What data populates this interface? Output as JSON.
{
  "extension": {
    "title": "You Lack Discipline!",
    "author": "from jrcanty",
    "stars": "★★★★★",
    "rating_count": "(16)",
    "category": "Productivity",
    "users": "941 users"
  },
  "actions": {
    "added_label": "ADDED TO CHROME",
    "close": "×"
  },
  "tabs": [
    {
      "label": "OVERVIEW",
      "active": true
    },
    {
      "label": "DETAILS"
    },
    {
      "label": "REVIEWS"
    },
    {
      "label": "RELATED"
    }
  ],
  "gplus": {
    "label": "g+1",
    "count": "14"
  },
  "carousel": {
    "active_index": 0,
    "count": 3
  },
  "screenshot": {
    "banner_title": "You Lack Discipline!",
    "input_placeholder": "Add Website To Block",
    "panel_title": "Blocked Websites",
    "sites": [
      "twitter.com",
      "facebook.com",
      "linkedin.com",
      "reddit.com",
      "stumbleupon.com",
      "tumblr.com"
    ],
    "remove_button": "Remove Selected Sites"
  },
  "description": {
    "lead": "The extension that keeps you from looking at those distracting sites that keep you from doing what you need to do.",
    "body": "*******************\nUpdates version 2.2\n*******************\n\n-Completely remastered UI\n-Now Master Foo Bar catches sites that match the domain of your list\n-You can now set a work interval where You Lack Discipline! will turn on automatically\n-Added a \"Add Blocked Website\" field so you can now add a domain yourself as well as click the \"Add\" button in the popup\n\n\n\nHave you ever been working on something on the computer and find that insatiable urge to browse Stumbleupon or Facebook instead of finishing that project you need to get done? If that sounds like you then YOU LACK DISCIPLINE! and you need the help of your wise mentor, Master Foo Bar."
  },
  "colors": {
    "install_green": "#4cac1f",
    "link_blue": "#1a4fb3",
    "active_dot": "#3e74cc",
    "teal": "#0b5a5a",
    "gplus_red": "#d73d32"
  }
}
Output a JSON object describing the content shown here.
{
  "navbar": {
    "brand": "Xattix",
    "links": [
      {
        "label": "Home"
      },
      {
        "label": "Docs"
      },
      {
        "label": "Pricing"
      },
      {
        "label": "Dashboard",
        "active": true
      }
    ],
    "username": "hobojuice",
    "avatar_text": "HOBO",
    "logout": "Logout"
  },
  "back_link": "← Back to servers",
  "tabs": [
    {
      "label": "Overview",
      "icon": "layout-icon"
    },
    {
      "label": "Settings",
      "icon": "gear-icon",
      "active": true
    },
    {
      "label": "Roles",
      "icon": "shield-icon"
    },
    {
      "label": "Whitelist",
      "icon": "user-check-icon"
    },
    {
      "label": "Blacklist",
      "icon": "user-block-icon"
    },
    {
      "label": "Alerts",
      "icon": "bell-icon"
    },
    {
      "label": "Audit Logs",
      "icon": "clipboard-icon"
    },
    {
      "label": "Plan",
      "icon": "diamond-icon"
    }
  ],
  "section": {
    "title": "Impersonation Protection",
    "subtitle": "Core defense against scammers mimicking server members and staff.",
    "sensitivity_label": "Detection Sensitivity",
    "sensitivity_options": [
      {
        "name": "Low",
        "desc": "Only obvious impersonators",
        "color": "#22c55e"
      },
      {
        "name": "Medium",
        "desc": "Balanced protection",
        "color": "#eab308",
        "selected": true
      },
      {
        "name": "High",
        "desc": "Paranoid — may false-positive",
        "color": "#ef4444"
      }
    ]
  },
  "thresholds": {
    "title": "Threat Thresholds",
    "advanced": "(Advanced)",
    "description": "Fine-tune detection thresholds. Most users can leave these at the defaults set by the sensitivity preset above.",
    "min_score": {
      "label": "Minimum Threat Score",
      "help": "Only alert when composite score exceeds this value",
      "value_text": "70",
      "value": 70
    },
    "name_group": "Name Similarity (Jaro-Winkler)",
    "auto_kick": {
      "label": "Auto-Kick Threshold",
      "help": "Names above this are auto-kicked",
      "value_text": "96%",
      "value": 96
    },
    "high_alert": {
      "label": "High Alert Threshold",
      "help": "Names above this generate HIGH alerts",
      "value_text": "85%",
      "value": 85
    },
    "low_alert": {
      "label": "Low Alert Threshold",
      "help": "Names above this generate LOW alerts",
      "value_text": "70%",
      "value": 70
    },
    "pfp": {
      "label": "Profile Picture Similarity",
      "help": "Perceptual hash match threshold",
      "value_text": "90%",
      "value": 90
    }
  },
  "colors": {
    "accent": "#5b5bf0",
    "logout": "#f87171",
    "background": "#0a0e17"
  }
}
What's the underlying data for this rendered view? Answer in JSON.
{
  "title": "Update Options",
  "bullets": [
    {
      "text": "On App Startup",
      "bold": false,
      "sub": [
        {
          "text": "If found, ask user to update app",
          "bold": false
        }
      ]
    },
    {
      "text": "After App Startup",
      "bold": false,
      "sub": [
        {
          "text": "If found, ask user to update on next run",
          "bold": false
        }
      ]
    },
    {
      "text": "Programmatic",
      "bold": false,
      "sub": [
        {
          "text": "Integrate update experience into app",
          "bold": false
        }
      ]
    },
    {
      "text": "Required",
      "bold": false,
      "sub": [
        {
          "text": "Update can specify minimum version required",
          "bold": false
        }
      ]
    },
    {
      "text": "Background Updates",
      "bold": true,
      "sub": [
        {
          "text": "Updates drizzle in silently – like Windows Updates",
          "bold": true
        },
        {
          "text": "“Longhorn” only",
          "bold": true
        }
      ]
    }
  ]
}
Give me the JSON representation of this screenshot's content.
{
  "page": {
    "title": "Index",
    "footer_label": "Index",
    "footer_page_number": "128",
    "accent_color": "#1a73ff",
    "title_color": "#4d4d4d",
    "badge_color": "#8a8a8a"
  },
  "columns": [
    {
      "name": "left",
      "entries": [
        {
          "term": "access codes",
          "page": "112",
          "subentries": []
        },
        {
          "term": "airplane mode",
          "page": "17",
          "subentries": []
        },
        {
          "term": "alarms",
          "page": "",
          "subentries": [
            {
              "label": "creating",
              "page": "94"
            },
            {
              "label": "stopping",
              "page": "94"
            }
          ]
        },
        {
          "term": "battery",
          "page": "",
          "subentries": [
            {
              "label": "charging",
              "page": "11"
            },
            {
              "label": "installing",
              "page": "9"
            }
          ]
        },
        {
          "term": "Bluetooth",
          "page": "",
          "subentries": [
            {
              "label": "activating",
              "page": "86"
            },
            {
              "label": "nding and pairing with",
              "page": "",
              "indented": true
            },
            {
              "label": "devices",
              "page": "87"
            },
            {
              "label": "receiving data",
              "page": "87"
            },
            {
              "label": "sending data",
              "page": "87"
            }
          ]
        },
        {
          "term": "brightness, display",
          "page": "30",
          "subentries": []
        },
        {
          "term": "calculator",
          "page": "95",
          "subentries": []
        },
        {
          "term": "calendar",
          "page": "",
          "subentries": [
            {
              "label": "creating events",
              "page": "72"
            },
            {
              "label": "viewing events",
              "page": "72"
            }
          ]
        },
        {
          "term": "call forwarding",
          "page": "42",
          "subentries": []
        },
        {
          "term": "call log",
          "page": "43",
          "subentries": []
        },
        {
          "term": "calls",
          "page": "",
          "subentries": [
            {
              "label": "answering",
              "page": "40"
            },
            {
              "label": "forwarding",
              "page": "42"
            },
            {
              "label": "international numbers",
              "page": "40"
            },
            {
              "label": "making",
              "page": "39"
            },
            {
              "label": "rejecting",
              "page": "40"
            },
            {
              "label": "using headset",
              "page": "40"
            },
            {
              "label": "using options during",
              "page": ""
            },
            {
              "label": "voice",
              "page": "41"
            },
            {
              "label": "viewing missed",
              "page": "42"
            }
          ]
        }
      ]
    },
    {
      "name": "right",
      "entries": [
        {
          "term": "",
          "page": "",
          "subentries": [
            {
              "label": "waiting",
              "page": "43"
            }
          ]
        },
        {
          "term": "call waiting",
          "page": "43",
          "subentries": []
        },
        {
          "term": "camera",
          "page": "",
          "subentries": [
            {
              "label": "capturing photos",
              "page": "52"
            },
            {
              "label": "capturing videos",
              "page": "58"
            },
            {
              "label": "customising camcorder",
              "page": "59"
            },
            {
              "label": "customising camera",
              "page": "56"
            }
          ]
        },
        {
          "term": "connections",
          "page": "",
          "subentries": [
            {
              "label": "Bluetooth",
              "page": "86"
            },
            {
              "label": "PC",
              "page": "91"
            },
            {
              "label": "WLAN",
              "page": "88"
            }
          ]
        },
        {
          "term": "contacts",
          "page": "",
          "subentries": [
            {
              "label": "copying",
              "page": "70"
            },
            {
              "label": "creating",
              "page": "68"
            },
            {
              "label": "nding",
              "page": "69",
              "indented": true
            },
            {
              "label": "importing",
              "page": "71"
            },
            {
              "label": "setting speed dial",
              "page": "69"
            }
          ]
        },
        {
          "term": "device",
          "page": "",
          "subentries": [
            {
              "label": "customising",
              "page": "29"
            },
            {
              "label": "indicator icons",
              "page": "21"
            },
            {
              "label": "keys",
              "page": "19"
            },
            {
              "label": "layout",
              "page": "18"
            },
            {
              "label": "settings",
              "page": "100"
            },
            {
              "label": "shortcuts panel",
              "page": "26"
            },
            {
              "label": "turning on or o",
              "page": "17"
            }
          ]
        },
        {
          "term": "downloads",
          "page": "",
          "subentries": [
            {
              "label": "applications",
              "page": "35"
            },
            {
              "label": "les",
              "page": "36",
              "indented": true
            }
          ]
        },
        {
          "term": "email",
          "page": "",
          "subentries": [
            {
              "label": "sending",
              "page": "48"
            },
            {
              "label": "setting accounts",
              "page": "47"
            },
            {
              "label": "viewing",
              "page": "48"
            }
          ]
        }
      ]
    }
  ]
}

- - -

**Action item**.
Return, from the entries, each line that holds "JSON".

**Your solution**.
What data populates this interface? Output as JSON.
Output a JSON object describing the content shown here.
What's the underlying data for this rendered view? Answer in JSON.
Give me the JSON representation of this screenshot's content.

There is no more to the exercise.